DATA DRIVEN x, DATAx for short, refers to the concept of Leuphana University of Lueneburg to develop a new interdisciplinary format of data literacy education for studies in primarily non-technical and non-scientific courses. It aims to enable students to question and evaluate statements and contexts from data in a self-determined, reflective and responsible manner in the age of digital change, thus transferring the ideas of the Enlightenment to the present day.

The "x" in the program's name stands for the common prefix of the four English terms "exploration", "expertise", "experience" and "excitement." These four terms represent the guiding ideas of DATAx: In the course of research-based learning, students will independently analyze data and discover connections (x-ploration). In doing so, students will learn by gaining practical experience themselves and at the same time benefit from the experience of the lecturers and the practice partners (x-perience). In this way, students can apply their data science knowledge as change agents in business, politics and society (x-pertise). Finally, best-practice lectures and hands-on training generate enthusiasm for data and thus increase intrinsic motivation for lifelong learning in this field (x-citement).

The main content areas of DATAx in the Leuphana Semester are programming, data analysis, the legal and ethical frameworks as well as the creative design and visualization of data. The requested funding is intended to provide a central impulse for the systematic and sustainable expansion of the existing study model to include this important key competence over the next three years.
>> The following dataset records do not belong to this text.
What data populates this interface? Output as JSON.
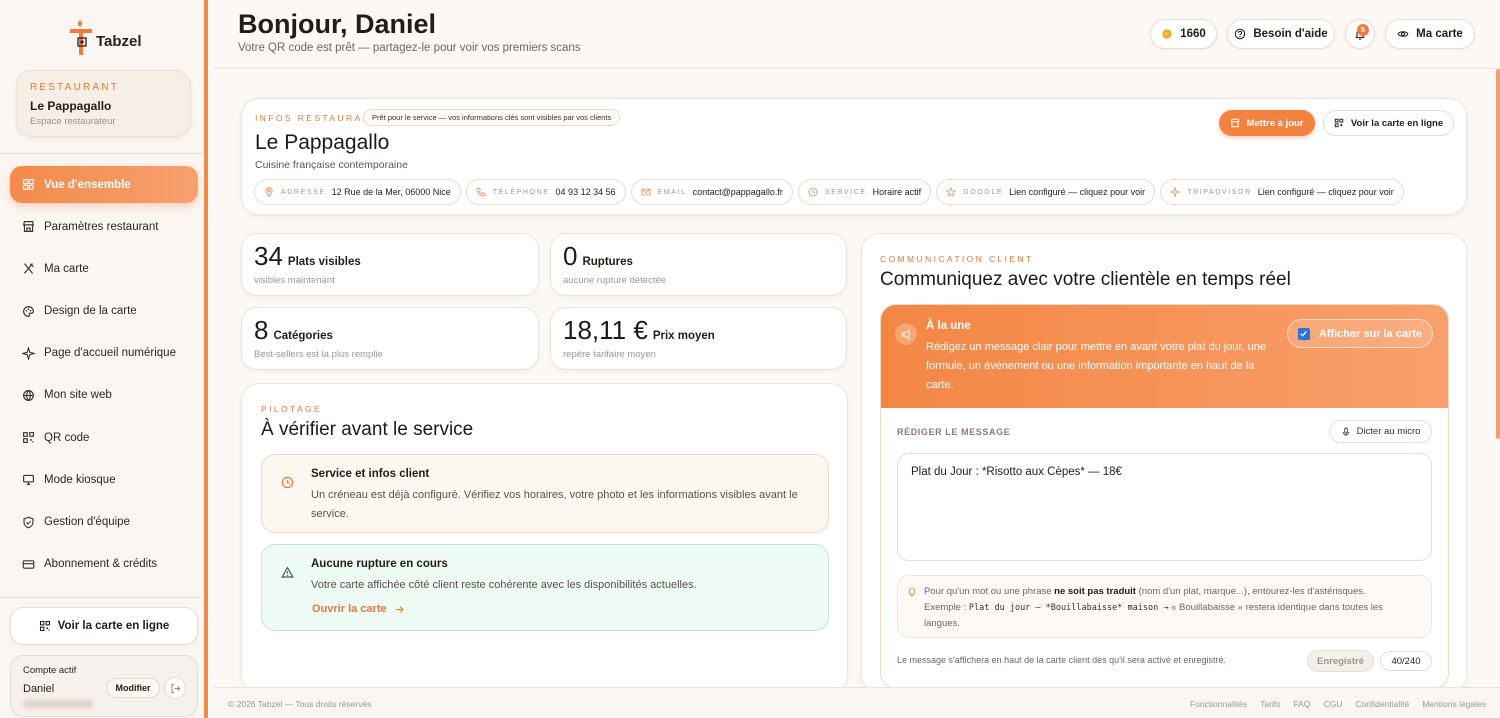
{
  "brand": {
    "name": "Tabzel",
    "accent": "#f4813f"
  },
  "sidebar": {
    "restaurant_label": "RESTAURANT",
    "restaurant_name": "Le Pappagallo",
    "restaurant_sub": "Espace restaurateur",
    "items": [
      {
        "label": "Vue d'ensemble",
        "icon": "grid-icon",
        "active": true
      },
      {
        "label": "Paramètres restaurant",
        "icon": "store-icon"
      },
      {
        "label": "Ma carte",
        "icon": "utensils-icon"
      },
      {
        "label": "Design de la carte",
        "icon": "palette-icon"
      },
      {
        "label": "Page d'accueil numérique",
        "icon": "sparkle-icon"
      },
      {
        "label": "Mon site web",
        "icon": "globe-icon"
      },
      {
        "label": "QR code",
        "icon": "qr-icon"
      },
      {
        "label": "Mode kiosque",
        "icon": "monitor-icon"
      },
      {
        "label": "Gestion d'équipe",
        "icon": "shield-icon"
      },
      {
        "label": "Abonnement & crédits",
        "icon": "card-icon"
      }
    ],
    "view_online": "Voir la carte en ligne",
    "account_label": "Compte actif",
    "account_name": "Daniel",
    "modify": "Modifier"
  },
  "header": {
    "title": "Bonjour, Daniel",
    "subtitle": "Votre QR code est prêt — partagez-le pour voir vos premiers scans",
    "credits": "1660",
    "help": "Besoin d'aide",
    "notif_count": "5",
    "my_menu": "Ma carte"
  },
  "info": {
    "eyebrow": "INFOS RESTAURANT",
    "badge": "Prêt pour le service — vos informations clés sont visibles par vos clients",
    "name": "Le Pappagallo",
    "cuisine": "Cuisine française contemporaine",
    "update_btn": "Mettre à jour",
    "view_btn": "Voir la carte en ligne",
    "chips": [
      {
        "key": "ADRESSE",
        "value": "12 Rue de la Mer, 06000 Nice",
        "icon": "pin-icon"
      },
      {
        "key": "TÉLÉPHONE",
        "value": "04 93 12 34 56",
        "icon": "phone-icon"
      },
      {
        "key": "EMAIL",
        "value": "contact@pappagallo.fr",
        "icon": "mail-icon"
      },
      {
        "key": "SERVICE",
        "value": "Horaire actif",
        "icon": "clock-icon"
      },
      {
        "key": "GOOGLE",
        "value": "Lien configuré — cliquez pour voir",
        "icon": "star-icon"
      },
      {
        "key": "TRIPADVISOR",
        "value": "Lien configuré — cliquez pour voir",
        "icon": "sparkle-icon"
      }
    ]
  },
  "stats": [
    {
      "num": "34",
      "label": "Plats visibles",
      "sub": "visibles maintenant"
    },
    {
      "num": "0",
      "label": "Ruptures",
      "sub": "aucune rupture détectée"
    },
    {
      "num": "8",
      "label": "Catégories",
      "sub": "Best-sellers est la plus remplie"
    },
    {
      "num": "18,11 €",
      "label": "Prix moyen",
      "sub": "repère tarifaire moyen"
    }
  ],
  "pilotage": {
    "eyebrow": "PILOTAGE",
    "title": "À vérifier avant le service",
    "c1_title": "Service et infos client",
    "c1_text": "Un créneau est déjà configuré. Vérifiez vos horaires, votre photo et les informations visibles avant le service.",
    "c2_title": "Aucune rupture en cours",
    "c2_text": "Votre carte affichée côté client reste cohérente avec les disponibilités actuelles.",
    "c2_link": "Ouvrir la carte"
  },
  "comm": {
    "eyebrow": "COMMUNICATION CLIENT",
    "title": "Communiquez avec votre clientèle en temps réel",
    "une_title": "À la une",
    "une_text": "Rédigez un message clair pour mettre en avant votre plat du jour, une formule, un événement ou une information importante en haut de la carte.",
    "show_label": "Afficher sur la carte",
    "write_label": "RÉDIGER LE MESSAGE",
    "dictate": "Dicter au micro",
    "message": "Plat du Jour : *Risotto aux Cèpes* — 18€",
    "tip_a": "Pour qu'un mot ou une phrase ",
    "tip_b": "ne soit pas traduit",
    "tip_c": " (nom d'un plat, marque...), entourez-les d'astérisques.",
    "tip_ex_label": "Exemple : ",
    "tip_ex_code": "Plat du jour — *Bouillabaisse* maison →",
    "tip_ex_rest": " « Bouillabaisse » restera identique dans toutes les langues.",
    "footnote": "Le message s'affichera en haut de la carte client dès qu'il sera activé et enregistré.",
    "save": "Enregistré",
    "count": "40/240"
  },
  "footer": {
    "copy": "© 2026 Tabzel — Tous droits réservés",
    "links": [
      "Fonctionnalités",
      "Tarifs",
      "FAQ",
      "CGU",
      "Confidentialité",
      "Mentions légales"
    ]
  }
}
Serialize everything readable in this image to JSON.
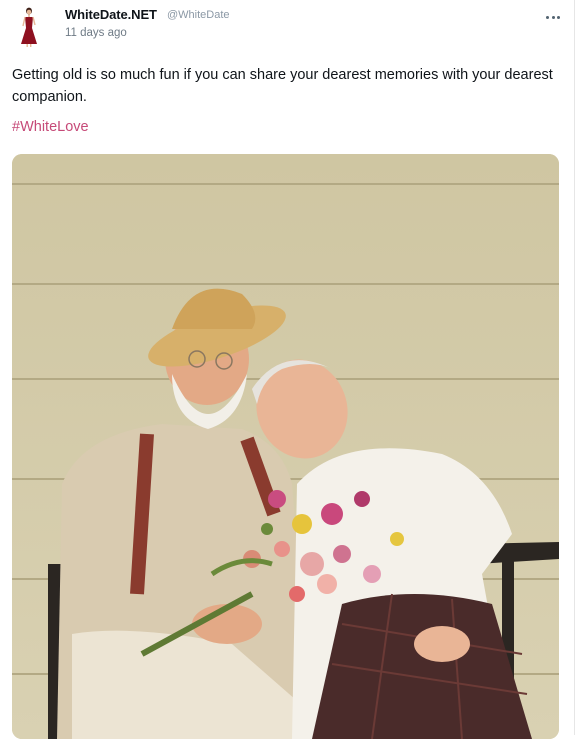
{
  "author": {
    "name": "WhiteDate.NET",
    "handle": "@WhiteDate",
    "time": "11 days ago",
    "avatar_icon": "woman-red-dress-avatar"
  },
  "tweet": {
    "text": "Getting old is so much fun if you can share your dearest memories with your dearest companion.",
    "hashtag": "#WhiteLove"
  },
  "photo": {
    "description_icon": "elderly-couple-photo"
  },
  "colors": {
    "hashtag": "#c64a78",
    "text": "#0f1419",
    "meta": "#8b98a5"
  }
}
Leuphana sees its study model with the so-called Leuphana Semester, in which 1,800 first-semester students from all disciplines learn together, as an opportunity to develop DATAx. A combination of classroom and digital formats will be used to teach DATAx. Through online self-study, the 1,800 students will acquire basic knowledge in mathematics, statistics and programming. In addition, existing courses such as lectures and seminars in the area of methods training will be adapted to the content of data literacy education and opened up to all bachelor students. For a more in-depth application, students will independently implement practical projects of data analysis and visualization in groups in an "Open Data Hacking Space" with real data from practical and cooperation partners and publish the results. All of this serves the overarching goal of anchoring DATAx as a new teaching offer for an enlightened and critical-reflexive approach to data at Leuphana across disciplines and faculties in the long term and thus realizing a best-practice example for other medium-sized universities.

Reports on the project:

DATAx – „Die mystische Wolke ums Programmieren aufzulösen“ (only avaialable in German)

Digitale (Inter-)disziplinarität - „Data Literacy für Alle“ an der Leuphana Universität Lüneburg (only available in German)

DATAx is supported by the funding program "Data Literacy Ecucation" of the Heinz Nixdorf Stiftung and the Stifterverband within the Initiative Future Skills framework. Click here for more information (only available in German).

Institution:Leuphana College

Contact Persons: Prof. Dr. Burkhard Funk, Dr. Steffi Hobuß

Start of the Project: October 2018
End of the Project: October 2021

With the "Data Literacy Education" funding program, the Heinz Nixdorf Stiftung and the Stifterverband would like to contribute to establishing the acquisition of data literacy for students of all subjects at German universities. The funded teaching and learning concepts address at least one stage of study (bachelor's, master's, Staatsexmen) or students pursuing a PhD. They are offered to students or PhD candidates of all subjects or are at least geared to a cross-faculty group of subjects. The implementation of data literacy in the curricula and its teaching requires collaboration among lecturers and cooperation across disciplines and universities. The teaching and learning formats are designed according to the competence. They use digital methods, tools and resources and integrate project-based, practical learning on real data sets.